Winter. Drinking water is at a premium for birds in winter in cold areas of the country, where many natural water sources freeze over. Lay an inexpensive heating element or de-icer in your birdbath to keep the water accessible (you'll need to plug the de-icer into an outdoor outlet). Or, try the low-tech method of carrying out a saucer of warm water at regular times each day so the birds get accustomed to your schedule: Morning and noon are busy bathing and drinking times.
Drinking, not bathing, is the main activity at winter birdbaths in cold regions, although occasionally a starling will enjoy a splattering good time in the warm water. Though an icy shower makes our teeth chatter, birds don't mind bathing in cold water a bit. The layer of down feathers next to their skin stays dry and keeps them cozy while they clean their outer feathers. Birdbaths with built-in heating elements are the ultimate in deluxe bird bathing. They'll keep the water ice-free even on the coldest days, with no thought or care from you. You may want to invest in such a model if your winters are long and frigid.
Spring. Look for both resident birds and migrating birds that are passing through. Vireos, wood warblers, and other insect-eating birds that won't stop at your feeder will stop at your birdbath. Because birds move in and out of an area so rapidly during spring migration, delightful surprises are a daily pleasure. One gentle April morning I looked out the window to find a scarlet tanager and an indigo bunting drinking from adjoining saucers. Then a rose-breasted grosbeak fluttered down from the trees in a flurry of black-and-white wings and settled himself on the rim of another saucer.

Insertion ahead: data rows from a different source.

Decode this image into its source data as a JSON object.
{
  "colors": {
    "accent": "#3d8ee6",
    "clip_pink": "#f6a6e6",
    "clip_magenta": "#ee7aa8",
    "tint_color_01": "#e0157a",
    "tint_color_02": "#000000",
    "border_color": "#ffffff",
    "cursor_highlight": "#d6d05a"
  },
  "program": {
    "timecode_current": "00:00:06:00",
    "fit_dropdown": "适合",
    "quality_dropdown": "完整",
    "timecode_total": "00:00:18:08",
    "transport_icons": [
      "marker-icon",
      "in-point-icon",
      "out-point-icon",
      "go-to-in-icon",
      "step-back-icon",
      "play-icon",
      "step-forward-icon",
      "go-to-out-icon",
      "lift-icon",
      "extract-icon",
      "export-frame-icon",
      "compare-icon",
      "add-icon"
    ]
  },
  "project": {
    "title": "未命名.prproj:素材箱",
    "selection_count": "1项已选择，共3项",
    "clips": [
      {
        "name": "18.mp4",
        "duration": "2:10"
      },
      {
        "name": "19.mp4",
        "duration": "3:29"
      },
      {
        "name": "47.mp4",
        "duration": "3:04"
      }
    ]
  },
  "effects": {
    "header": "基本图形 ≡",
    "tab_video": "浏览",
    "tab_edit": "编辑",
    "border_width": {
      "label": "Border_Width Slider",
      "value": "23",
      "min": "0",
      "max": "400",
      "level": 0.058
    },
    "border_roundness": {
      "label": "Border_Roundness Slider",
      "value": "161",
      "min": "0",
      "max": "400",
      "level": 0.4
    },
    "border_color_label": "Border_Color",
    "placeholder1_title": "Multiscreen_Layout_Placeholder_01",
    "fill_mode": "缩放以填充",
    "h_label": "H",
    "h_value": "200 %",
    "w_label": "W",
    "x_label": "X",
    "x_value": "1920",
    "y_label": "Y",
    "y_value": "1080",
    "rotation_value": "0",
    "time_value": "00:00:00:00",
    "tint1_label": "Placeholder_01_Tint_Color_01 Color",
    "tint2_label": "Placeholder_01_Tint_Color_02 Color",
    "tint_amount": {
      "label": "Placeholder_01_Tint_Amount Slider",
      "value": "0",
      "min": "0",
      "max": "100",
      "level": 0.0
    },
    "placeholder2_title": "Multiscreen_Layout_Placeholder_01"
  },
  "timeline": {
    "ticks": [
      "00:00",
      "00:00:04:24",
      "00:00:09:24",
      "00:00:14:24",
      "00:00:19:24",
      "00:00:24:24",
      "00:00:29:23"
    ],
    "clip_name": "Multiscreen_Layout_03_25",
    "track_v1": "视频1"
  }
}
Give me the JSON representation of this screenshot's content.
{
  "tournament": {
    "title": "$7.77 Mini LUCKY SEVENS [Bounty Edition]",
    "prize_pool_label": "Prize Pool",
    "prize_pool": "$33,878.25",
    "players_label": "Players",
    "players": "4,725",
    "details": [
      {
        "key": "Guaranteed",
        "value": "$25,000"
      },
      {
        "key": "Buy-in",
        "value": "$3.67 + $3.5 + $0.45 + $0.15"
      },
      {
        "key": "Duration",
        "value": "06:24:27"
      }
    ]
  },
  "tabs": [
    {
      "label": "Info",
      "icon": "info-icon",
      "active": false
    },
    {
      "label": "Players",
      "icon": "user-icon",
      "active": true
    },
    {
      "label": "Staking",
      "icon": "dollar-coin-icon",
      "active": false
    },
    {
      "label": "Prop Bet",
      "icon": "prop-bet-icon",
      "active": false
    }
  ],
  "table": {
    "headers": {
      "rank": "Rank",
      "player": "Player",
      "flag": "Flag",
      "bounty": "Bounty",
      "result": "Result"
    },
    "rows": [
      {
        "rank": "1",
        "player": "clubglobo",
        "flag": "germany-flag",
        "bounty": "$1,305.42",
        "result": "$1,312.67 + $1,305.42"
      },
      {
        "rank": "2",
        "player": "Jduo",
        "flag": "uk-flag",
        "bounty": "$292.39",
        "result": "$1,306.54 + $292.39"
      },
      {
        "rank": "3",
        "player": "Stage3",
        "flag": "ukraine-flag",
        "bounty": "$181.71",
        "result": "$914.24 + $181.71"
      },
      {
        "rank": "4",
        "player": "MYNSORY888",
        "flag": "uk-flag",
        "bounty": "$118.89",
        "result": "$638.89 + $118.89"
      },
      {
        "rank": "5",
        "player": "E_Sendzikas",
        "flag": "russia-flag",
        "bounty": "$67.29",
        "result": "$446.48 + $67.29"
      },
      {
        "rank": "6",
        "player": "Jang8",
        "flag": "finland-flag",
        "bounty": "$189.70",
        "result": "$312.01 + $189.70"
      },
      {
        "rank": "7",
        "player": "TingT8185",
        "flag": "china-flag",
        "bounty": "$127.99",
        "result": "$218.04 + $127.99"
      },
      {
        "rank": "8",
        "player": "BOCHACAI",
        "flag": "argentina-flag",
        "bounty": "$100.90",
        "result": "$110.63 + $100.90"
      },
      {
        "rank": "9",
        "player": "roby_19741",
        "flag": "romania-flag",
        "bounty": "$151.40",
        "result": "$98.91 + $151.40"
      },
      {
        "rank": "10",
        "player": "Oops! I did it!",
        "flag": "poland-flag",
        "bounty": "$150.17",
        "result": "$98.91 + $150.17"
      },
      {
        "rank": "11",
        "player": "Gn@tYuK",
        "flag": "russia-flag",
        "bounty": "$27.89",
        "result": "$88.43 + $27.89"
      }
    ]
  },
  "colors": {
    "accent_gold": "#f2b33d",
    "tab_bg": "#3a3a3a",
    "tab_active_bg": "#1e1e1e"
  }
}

Summer. When the weather gets hot, watch for resident songbirds like robins, orioles, catbirds, and tanagers seeking respite from the heat and dust with a cooling bath. Be sure to add a shallow dish of water near to the ground for birds like towhees and thrushes that like to stay low. Watch for family groups showing up at the bath as fledglings leave the nest. The young birds are fun to watch, especially when they line up on the rim of the basin like a bunch of kids waiting their turn in the tub. If summer brings drought, expect to see the unexpected. That's when birds that might not ordinarily visit your garden will come in for a drink. Meadowlarks, crows, blackbirds, and many of the shier sparrows, including grasshopper sparrows and field sparrows, will venture into unfamiliar territory to get a drink when a dry spell has its grip on the countryside.
Fall. Birdbath traffic often dies down in the fall as songbirds leave for warmer climes. House finches and house sparrows are still regular bathers, and titmice and chickadees visit for drinks though they don't usually stay to splash. In areas with abundant fall rains, natural water is plentiful, so birds can find natural puddles more easily.